U.S.-based Ring engineers and executives are said to have had unnecessary access to a technical support video portal that enabled live access to some customer cameras. The only thing Ring staff needed to tune into a camera was top-level access and a customer's email address.

Engineers are even said to have spied on each other, teasing each other about people they brought home on dates. Some workers were supposedly aware of being watched, but that may not always have been the case.

Ring Labs was reportedly given broad access because of deficiencies in Ring's facial and object recognition. "Data operators" were assigned to manually tag and label items as a way of training Ring's AI, improving accuracy and reducing false positives. A second source indicated that some employees showed each other videos they were working on, including events like displays of affection or theft.

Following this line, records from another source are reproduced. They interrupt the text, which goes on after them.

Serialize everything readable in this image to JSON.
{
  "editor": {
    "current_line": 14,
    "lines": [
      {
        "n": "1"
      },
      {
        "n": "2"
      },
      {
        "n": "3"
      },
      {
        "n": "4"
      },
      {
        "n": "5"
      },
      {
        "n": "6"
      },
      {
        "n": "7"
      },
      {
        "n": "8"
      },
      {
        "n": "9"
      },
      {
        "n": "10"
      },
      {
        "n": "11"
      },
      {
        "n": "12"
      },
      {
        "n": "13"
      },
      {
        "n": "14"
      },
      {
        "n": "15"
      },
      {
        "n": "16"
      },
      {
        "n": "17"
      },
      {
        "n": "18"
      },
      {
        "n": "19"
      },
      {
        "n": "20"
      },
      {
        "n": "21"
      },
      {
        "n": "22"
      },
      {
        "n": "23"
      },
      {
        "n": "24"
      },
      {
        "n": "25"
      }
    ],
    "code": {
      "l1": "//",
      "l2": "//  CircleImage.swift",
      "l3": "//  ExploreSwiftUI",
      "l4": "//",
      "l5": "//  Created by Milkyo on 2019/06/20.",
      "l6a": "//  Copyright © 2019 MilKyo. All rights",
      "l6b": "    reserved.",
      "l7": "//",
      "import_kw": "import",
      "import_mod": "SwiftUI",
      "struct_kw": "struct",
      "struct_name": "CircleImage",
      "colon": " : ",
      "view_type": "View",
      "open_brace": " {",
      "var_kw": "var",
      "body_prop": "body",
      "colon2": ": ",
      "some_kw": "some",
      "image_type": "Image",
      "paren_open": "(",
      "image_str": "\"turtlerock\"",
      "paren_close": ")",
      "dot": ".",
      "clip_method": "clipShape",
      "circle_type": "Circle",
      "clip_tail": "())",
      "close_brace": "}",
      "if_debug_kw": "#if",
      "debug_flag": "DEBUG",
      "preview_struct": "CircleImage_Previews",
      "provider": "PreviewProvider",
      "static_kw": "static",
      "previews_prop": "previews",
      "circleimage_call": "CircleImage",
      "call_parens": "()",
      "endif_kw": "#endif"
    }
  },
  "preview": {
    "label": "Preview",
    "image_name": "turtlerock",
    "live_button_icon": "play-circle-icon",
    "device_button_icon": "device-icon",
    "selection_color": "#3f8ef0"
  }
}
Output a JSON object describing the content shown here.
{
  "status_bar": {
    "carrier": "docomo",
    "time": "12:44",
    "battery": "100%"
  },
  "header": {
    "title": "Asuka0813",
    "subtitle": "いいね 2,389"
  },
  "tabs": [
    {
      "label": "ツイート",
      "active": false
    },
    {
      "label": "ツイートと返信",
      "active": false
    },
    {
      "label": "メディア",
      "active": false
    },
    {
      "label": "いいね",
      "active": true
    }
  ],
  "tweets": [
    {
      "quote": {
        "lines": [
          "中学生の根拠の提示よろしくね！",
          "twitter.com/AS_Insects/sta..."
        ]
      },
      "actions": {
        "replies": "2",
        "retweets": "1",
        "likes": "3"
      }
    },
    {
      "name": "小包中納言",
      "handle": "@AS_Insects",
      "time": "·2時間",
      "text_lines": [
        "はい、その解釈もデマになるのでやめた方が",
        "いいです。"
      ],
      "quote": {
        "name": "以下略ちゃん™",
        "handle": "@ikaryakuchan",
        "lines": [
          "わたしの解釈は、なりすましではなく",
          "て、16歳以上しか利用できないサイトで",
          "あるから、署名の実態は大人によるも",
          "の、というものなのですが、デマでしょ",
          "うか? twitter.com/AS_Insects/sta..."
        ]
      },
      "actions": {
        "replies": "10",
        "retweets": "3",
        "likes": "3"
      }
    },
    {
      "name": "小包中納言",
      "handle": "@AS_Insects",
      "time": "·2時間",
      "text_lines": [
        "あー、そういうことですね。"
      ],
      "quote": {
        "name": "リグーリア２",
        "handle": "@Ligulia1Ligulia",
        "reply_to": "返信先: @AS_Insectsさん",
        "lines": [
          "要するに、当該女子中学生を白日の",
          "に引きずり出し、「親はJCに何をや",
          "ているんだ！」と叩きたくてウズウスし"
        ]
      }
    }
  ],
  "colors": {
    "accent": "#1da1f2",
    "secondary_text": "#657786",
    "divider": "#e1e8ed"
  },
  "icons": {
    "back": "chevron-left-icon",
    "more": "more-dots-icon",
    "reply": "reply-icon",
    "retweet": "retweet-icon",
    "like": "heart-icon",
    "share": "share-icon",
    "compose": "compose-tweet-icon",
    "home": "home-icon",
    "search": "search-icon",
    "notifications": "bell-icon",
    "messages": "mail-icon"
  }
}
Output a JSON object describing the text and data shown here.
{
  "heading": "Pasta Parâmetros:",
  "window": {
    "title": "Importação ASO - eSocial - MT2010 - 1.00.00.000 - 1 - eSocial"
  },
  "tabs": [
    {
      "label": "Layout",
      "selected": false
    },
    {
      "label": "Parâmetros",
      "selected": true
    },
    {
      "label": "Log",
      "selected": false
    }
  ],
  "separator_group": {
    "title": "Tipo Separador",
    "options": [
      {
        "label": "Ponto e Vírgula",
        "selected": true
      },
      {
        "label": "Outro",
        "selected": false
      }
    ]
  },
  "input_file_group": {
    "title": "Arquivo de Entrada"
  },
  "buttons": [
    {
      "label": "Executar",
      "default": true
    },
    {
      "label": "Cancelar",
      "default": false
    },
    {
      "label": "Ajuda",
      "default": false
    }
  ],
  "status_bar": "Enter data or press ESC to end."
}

Hiring for data operators continues.

A Ring spokesperson, Yassi Shahmiri, acknowledged to The Intercept that tagging work is going on, but insisted that videos are taken exclusively from publicly-shared videos in the Neighbors app and "a small fraction of Ring users who have provided their explicit written consent to allow us to access and utilize their videos for such purposes."

Shahmiri further insisted that Ring has systems to "restrict and audit access," and that it punishes anyone violating legal or ethical standards.

Tighter controls were purportedly put on Ring Labs in May after a visit from parent company Amazon, but staffers reportedly found a way to circumvent them.

Ring's smarthome lineup is one of the most popular in the market, thanks in part to Amazon's takeover in February 2018. While the company has yet to support Apple's HomeKit standard, Ring accessories do work with iPhones and iPads.

Update: In a statement to AppleInsider, a Ring spokesperson said that "Ring does not provide employees with access to livestreams of Ring devices."